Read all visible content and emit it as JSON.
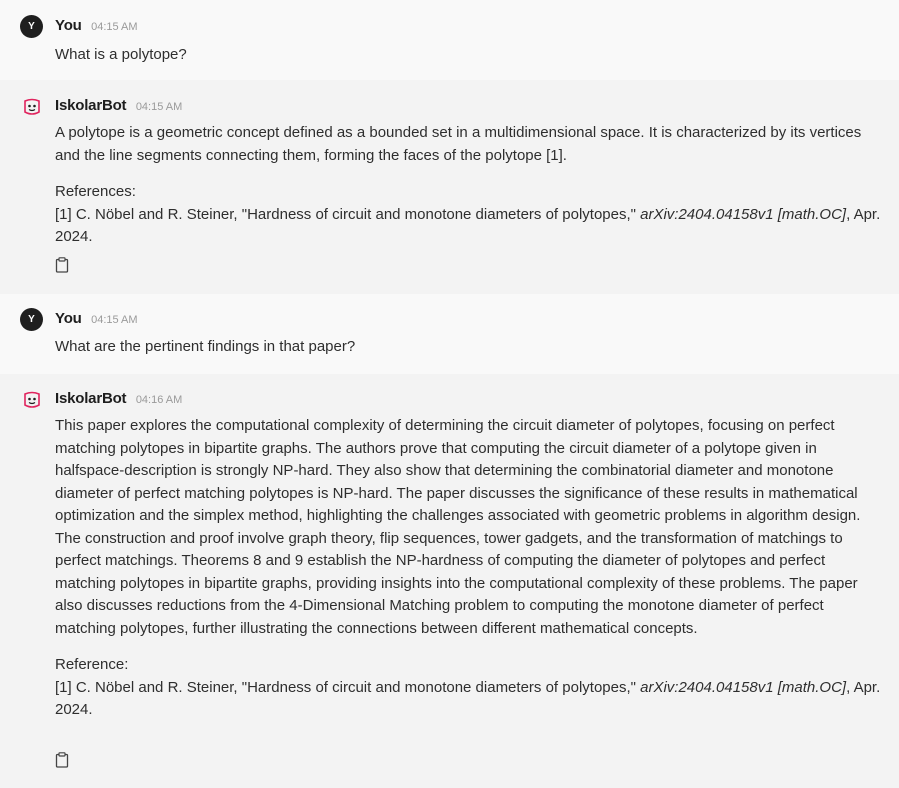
{
  "messages": [
    {
      "sender": "You",
      "avatar": "Y",
      "time": "04:15 AM",
      "text": "What is a polytope?"
    },
    {
      "sender": "IskolarBot",
      "time": "04:15 AM",
      "text": "A polytope is a geometric concept defined as a bounded set in a multidimensional space. It is characterized by its vertices and the line segments connecting them, forming the faces of the polytope [1].",
      "references_label": "References:",
      "reference": {
        "prefix": "[1] C. Nöbel and R. Steiner, \"Hardness of circuit and monotone diameters of polytopes,\" ",
        "venue": "arXiv:2404.04158v1 [math.OC]",
        "suffix": ", Apr. 2024."
      },
      "copy_icon": "clipboard-icon"
    },
    {
      "sender": "You",
      "avatar": "Y",
      "time": "04:15 AM",
      "text": "What are the pertinent findings in that paper?"
    },
    {
      "sender": "IskolarBot",
      "time": "04:16 AM",
      "text": "This paper explores the computational complexity of determining the circuit diameter of polytopes, focusing on perfect matching polytopes in bipartite graphs. The authors prove that computing the circuit diameter of a polytope given in halfspace-description is strongly NP-hard. They also show that determining the combinatorial diameter and monotone diameter of perfect matching polytopes is NP-hard. The paper discusses the significance of these results in mathematical optimization and the simplex method, highlighting the challenges associated with geometric problems in algorithm design. The construction and proof involve graph theory, flip sequences, tower gadgets, and the transformation of matchings to perfect matchings. Theorems 8 and 9 establish the NP-hardness of computing the diameter of polytopes and perfect matching polytopes in bipartite graphs, providing insights into the computational complexity of these problems. The paper also discusses reductions from the 4-Dimensional Matching problem to computing the monotone diameter of perfect matching polytopes, further illustrating the connections between different mathematical concepts.",
      "references_label": "Reference:",
      "reference": {
        "prefix": "[1] C. Nöbel and R. Steiner, \"Hardness of circuit and monotone diameters of polytopes,\" ",
        "venue": "arXiv:2404.04158v1 [math.OC]",
        "suffix": ", Apr. 2024."
      },
      "copy_icon": "clipboard-icon"
    }
  ],
  "colors": {
    "user_bg": "#f9f9f9",
    "bot_bg": "#f3f3f3",
    "avatar_user": "#1f1f1f",
    "bot_avatar_accent": "#e0245e"
  }
}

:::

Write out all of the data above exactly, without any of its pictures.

SOLVED EXERCISE:
Read all visible content and emit it as JSON.
{
  "messages": [
    {
      "sender": "You",
      "avatar": "Y",
      "time": "04:15 AM",
      "text": "What is a polytope?"
    },
    {
      "sender": "IskolarBot",
      "time": "04:15 AM",
      "text": "A polytope is a geometric concept defined as a bounded set in a multidimensional space. It is characterized by its vertices and the line segments connecting them, forming the faces of the polytope [1].",
      "references_label": "References:",
      "reference": {
        "prefix": "[1] C. Nöbel and R. Steiner, \"Hardness of circuit and monotone diameters of polytopes,\" ",
        "venue": "arXiv:2404.04158v1 [math.OC]",
        "suffix": ", Apr. 2024."
      },
      "copy_icon": "clipboard-icon"
    },
    {
      "sender": "You",
      "avatar": "Y",
      "time": "04:15 AM",
      "text": "What are the pertinent findings in that paper?"
    },
    {
      "sender": "IskolarBot",
      "time": "04:16 AM",
      "text": "This paper explores the computational complexity of determining the circuit diameter of polytopes, focusing on perfect matching polytopes in bipartite graphs. The authors prove that computing the circuit diameter of a polytope given in halfspace-description is strongly NP-hard. They also show that determining the combinatorial diameter and monotone diameter of perfect matching polytopes is NP-hard. The paper discusses the significance of these results in mathematical optimization and the simplex method, highlighting the challenges associated with geometric problems in algorithm design. The construction and proof involve graph theory, flip sequences, tower gadgets, and the transformation of matchings to perfect matchings. Theorems 8 and 9 establish the NP-hardness of computing the diameter of polytopes and perfect matching polytopes in bipartite graphs, providing insights into the computational complexity of these problems. The paper also discusses reductions from the 4-Dimensional Matching problem to computing the monotone diameter of perfect matching polytopes, further illustrating the connections between different mathematical concepts.",
      "references_label": "Reference:",
      "reference": {
        "prefix": "[1] C. Nöbel and R. Steiner, \"Hardness of circuit and monotone diameters of polytopes,\" ",
        "venue": "arXiv:2404.04158v1 [math.OC]",
        "suffix": ", Apr. 2024."
      },
      "copy_icon": "clipboard-icon"
    }
  ],
  "colors": {
    "user_bg": "#f9f9f9",
    "bot_bg": "#f3f3f3",
    "avatar_user": "#1f1f1f",
    "bot_avatar_accent": "#e0245e"
  }
}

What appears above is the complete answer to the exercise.